Exclude all images and print the entries below exactly.

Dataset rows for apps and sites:
—————

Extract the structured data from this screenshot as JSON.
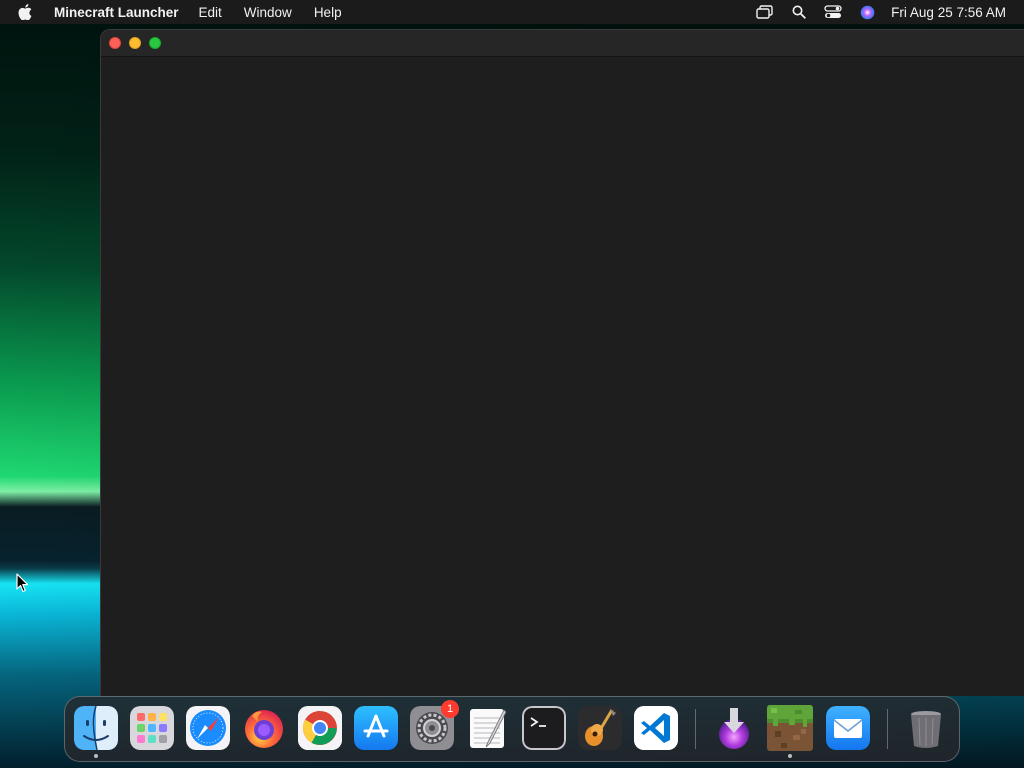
{
  "menubar": {
    "app_name": "Minecraft Launcher",
    "menus": [
      "Edit",
      "Window",
      "Help"
    ],
    "status_icons": [
      "window-switcher-icon",
      "spotlight-search-icon",
      "control-center-icon",
      "siri-icon"
    ],
    "datetime": "Fri Aug 25  7:56 AM"
  },
  "window": {
    "title": ""
  },
  "dock": {
    "items": [
      {
        "name": "Finder",
        "icon": "finder-icon",
        "running": true
      },
      {
        "name": "Launchpad",
        "icon": "launchpad-icon",
        "running": false
      },
      {
        "name": "Safari",
        "icon": "safari-icon",
        "running": false
      },
      {
        "name": "Firefox",
        "icon": "firefox-icon",
        "running": false
      },
      {
        "name": "Google Chrome",
        "icon": "chrome-icon",
        "running": false
      },
      {
        "name": "App Store",
        "icon": "app-store-icon",
        "running": false
      },
      {
        "name": "System Settings",
        "icon": "system-settings-icon",
        "running": false,
        "badge": "1"
      },
      {
        "name": "TextEdit",
        "icon": "textedit-icon",
        "running": false
      },
      {
        "name": "Terminal",
        "icon": "terminal-icon",
        "running": false
      },
      {
        "name": "GarageBand",
        "icon": "garageband-icon",
        "running": false
      },
      {
        "name": "Visual Studio Code",
        "icon": "vscode-icon",
        "running": false
      },
      {
        "name": "Downloads",
        "icon": "downloads-icon",
        "running": false
      },
      {
        "name": "Minecraft Launcher",
        "icon": "minecraft-icon",
        "running": true
      },
      {
        "name": "Mail",
        "icon": "mail-icon",
        "running": false
      },
      {
        "name": "Trash",
        "icon": "trash-icon",
        "running": false
      }
    ]
  },
  "colors": {
    "close": "#fe5f57",
    "minimize": "#febc2e",
    "maximize": "#28c840",
    "window_bg": "#1e1e1e"
  }
}
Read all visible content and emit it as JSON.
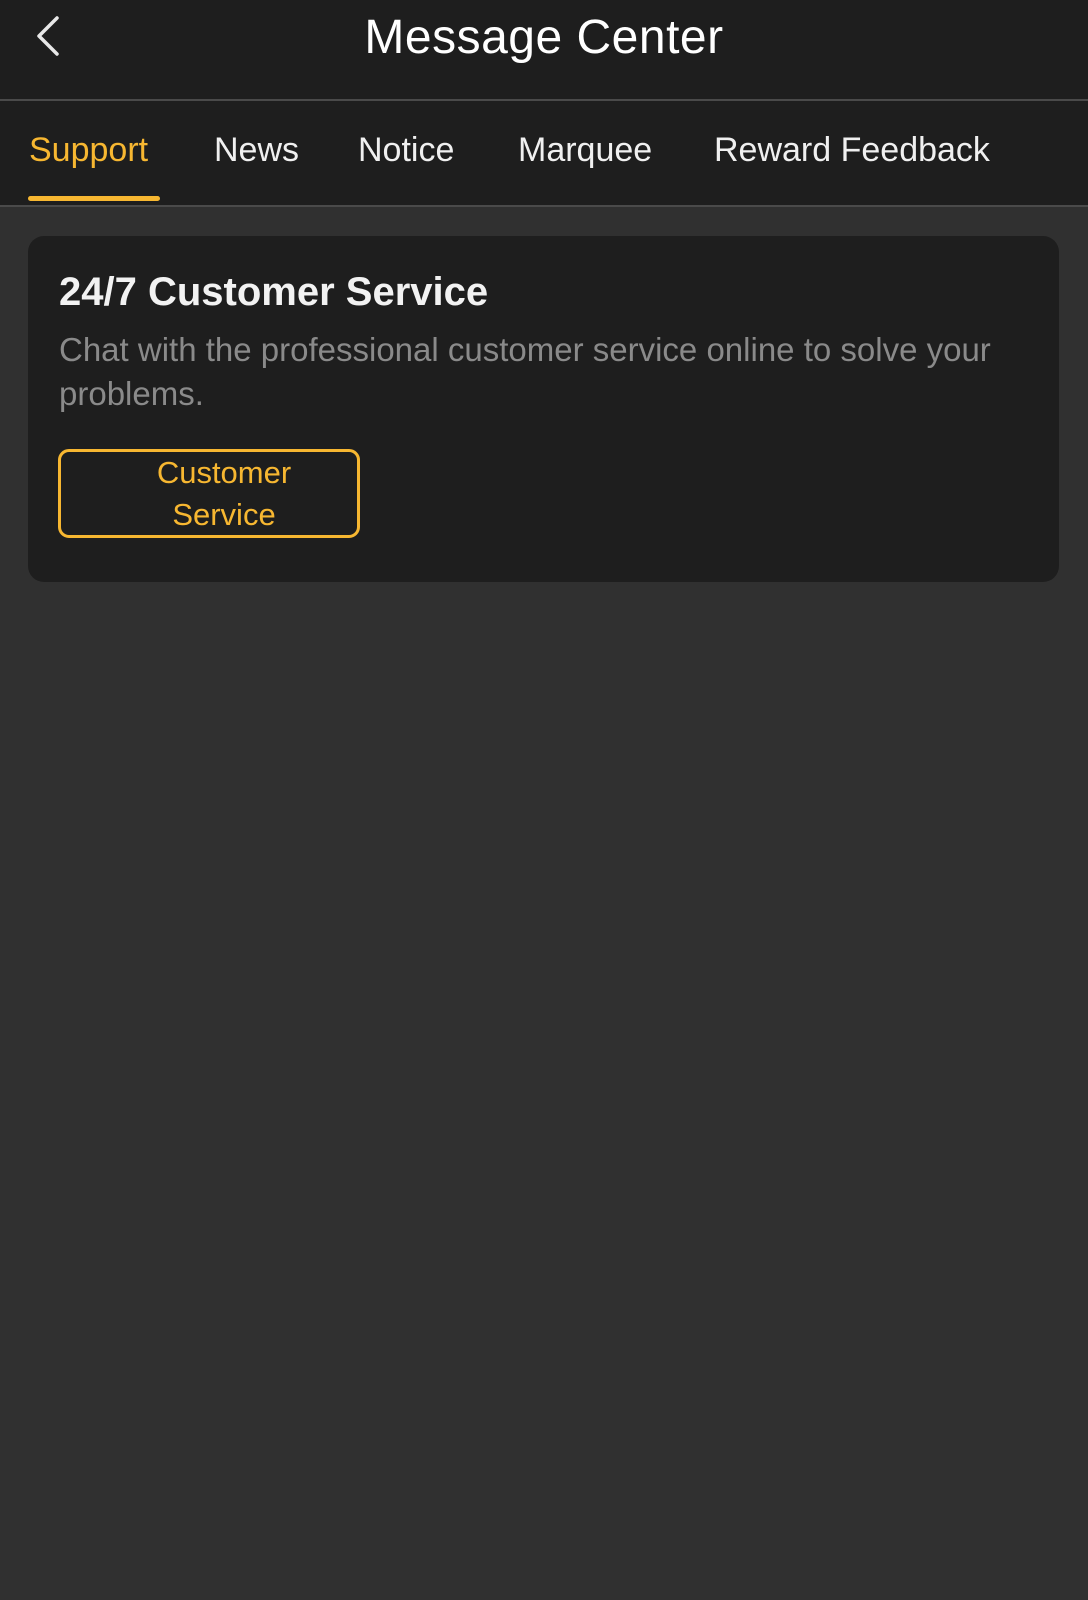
{
  "header": {
    "back_icon": "chevron-left-icon",
    "title": "Message Center"
  },
  "tabs": [
    {
      "label": "Support",
      "active": true
    },
    {
      "label": "News",
      "active": false
    },
    {
      "label": "Notice",
      "active": false
    },
    {
      "label": "Marquee",
      "active": false
    },
    {
      "label": "Reward Feedback",
      "active": false
    }
  ],
  "support_card": {
    "title": "24/7 Customer Service",
    "description": "Chat with the professional customer service online to solve your problems.",
    "button_label": "Customer Service"
  },
  "colors": {
    "accent": "#f7b731",
    "header_bg": "#1e1e1e",
    "page_bg": "#303030",
    "card_bg": "#1e1e1e"
  }
}
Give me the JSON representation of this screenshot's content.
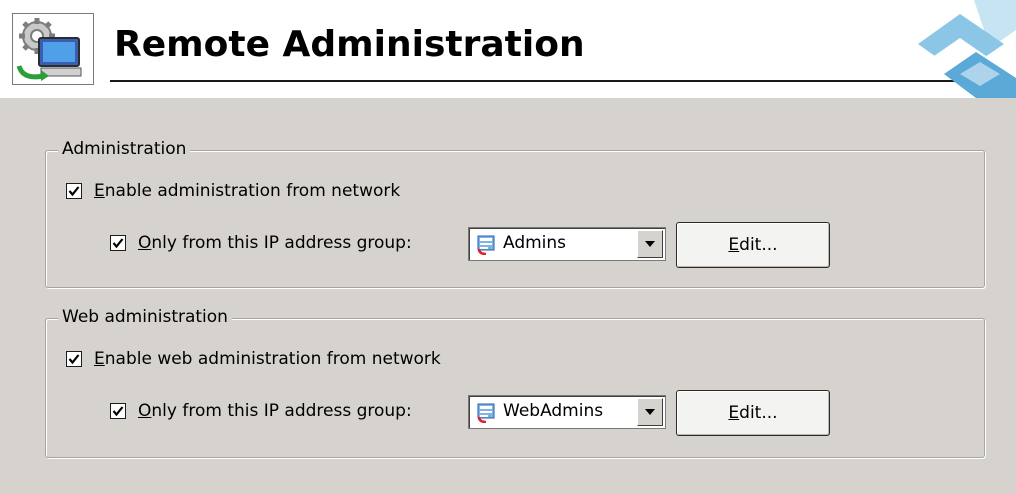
{
  "header": {
    "title": "Remote Administration",
    "icon": "remote-admin-computer-icon",
    "logo": "brand-logo-icon"
  },
  "administration": {
    "group_label": "Administration",
    "enable_label": "Enable administration from network",
    "enable_checked": true,
    "only_from_label": "Only from this IP address group:",
    "only_from_checked": true,
    "ip_group_value": "Admins",
    "edit_label": "Edit..."
  },
  "web_administration": {
    "group_label": "Web administration",
    "enable_label": "Enable web administration from network",
    "enable_checked": true,
    "only_from_label": "Only from this IP address group:",
    "only_from_checked": true,
    "ip_group_value": "WebAdmins",
    "edit_label": "Edit..."
  },
  "colors": {
    "panel_bg": "#d6d3ce",
    "header_bg": "#ffffff",
    "logo_blue": "#5aa9d6"
  }
}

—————

SOLVED PROBLEM:
Extract the structured data from this screenshot as JSON.
{
  "menubar": {
    "app_name": "Minecraft Launcher",
    "menus": [
      "Edit",
      "Window",
      "Help"
    ],
    "status_icons": [
      "window-switcher-icon",
      "spotlight-search-icon",
      "control-center-icon",
      "siri-icon"
    ],
    "datetime": "Fri Aug 25  7:56 AM"
  },
  "window": {
    "title": ""
  },
  "dock": {
    "items": [
      {
        "name": "Finder",
        "icon": "finder-icon",
        "running": true
      },
      {
        "name": "Launchpad",
        "icon": "launchpad-icon",
        "running": false
      },
      {
        "name": "Safari",
        "icon": "safari-icon",
        "running": false
      },
      {
        "name": "Firefox",
        "icon": "firefox-icon",
        "running": false
      },
      {
        "name": "Google Chrome",
        "icon": "chrome-icon",
        "running": false
      },
      {
        "name": "App Store",
        "icon": "app-store-icon",
        "running": false
      },
      {
        "name": "System Settings",
        "icon": "system-settings-icon",
        "running": false,
        "badge": "1"
      },
      {
        "name": "TextEdit",
        "icon": "textedit-icon",
        "running": false
      },
      {
        "name": "Terminal",
        "icon": "terminal-icon",
        "running": false
      },
      {
        "name": "GarageBand",
        "icon": "garageband-icon",
        "running": false
      },
      {
        "name": "Visual Studio Code",
        "icon": "vscode-icon",
        "running": false
      },
      {
        "name": "Downloads",
        "icon": "downloads-icon",
        "running": false
      },
      {
        "name": "Minecraft Launcher",
        "icon": "minecraft-icon",
        "running": true
      },
      {
        "name": "Mail",
        "icon": "mail-icon",
        "running": false
      },
      {
        "name": "Trash",
        "icon": "trash-icon",
        "running": false
      }
    ]
  },
  "colors": {
    "close": "#fe5f57",
    "minimize": "#febc2e",
    "maximize": "#28c840",
    "window_bg": "#1e1e1e"
  }
}
Read all visible content and emit it as JSON.
{
  "header": {
    "back_icon": "chevron-left-icon",
    "title": "Message Center"
  },
  "tabs": [
    {
      "label": "Support",
      "active": true
    },
    {
      "label": "News",
      "active": false
    },
    {
      "label": "Notice",
      "active": false
    },
    {
      "label": "Marquee",
      "active": false
    },
    {
      "label": "Reward Feedback",
      "active": false
    }
  ],
  "support_card": {
    "title": "24/7 Customer Service",
    "description": "Chat with the professional customer service online to solve your problems.",
    "button_label": "Customer Service"
  },
  "colors": {
    "accent": "#f7b731",
    "header_bg": "#1e1e1e",
    "page_bg": "#303030",
    "card_bg": "#1e1e1e"
  }
}
Give me the JSON representation of this screenshot's content.
{
  "header": {
    "title": "Remote Administration",
    "icon": "remote-admin-computer-icon",
    "logo": "brand-logo-icon"
  },
  "administration": {
    "group_label": "Administration",
    "enable_label": "Enable administration from network",
    "enable_checked": true,
    "only_from_label": "Only from this IP address group:",
    "only_from_checked": true,
    "ip_group_value": "Admins",
    "edit_label": "Edit..."
  },
  "web_administration": {
    "group_label": "Web administration",
    "enable_label": "Enable web administration from network",
    "enable_checked": true,
    "only_from_label": "Only from this IP address group:",
    "only_from_checked": true,
    "ip_group_value": "WebAdmins",
    "edit_label": "Edit..."
  },
  "colors": {
    "panel_bg": "#d6d3ce",
    "header_bg": "#ffffff",
    "logo_blue": "#5aa9d6"
  }
}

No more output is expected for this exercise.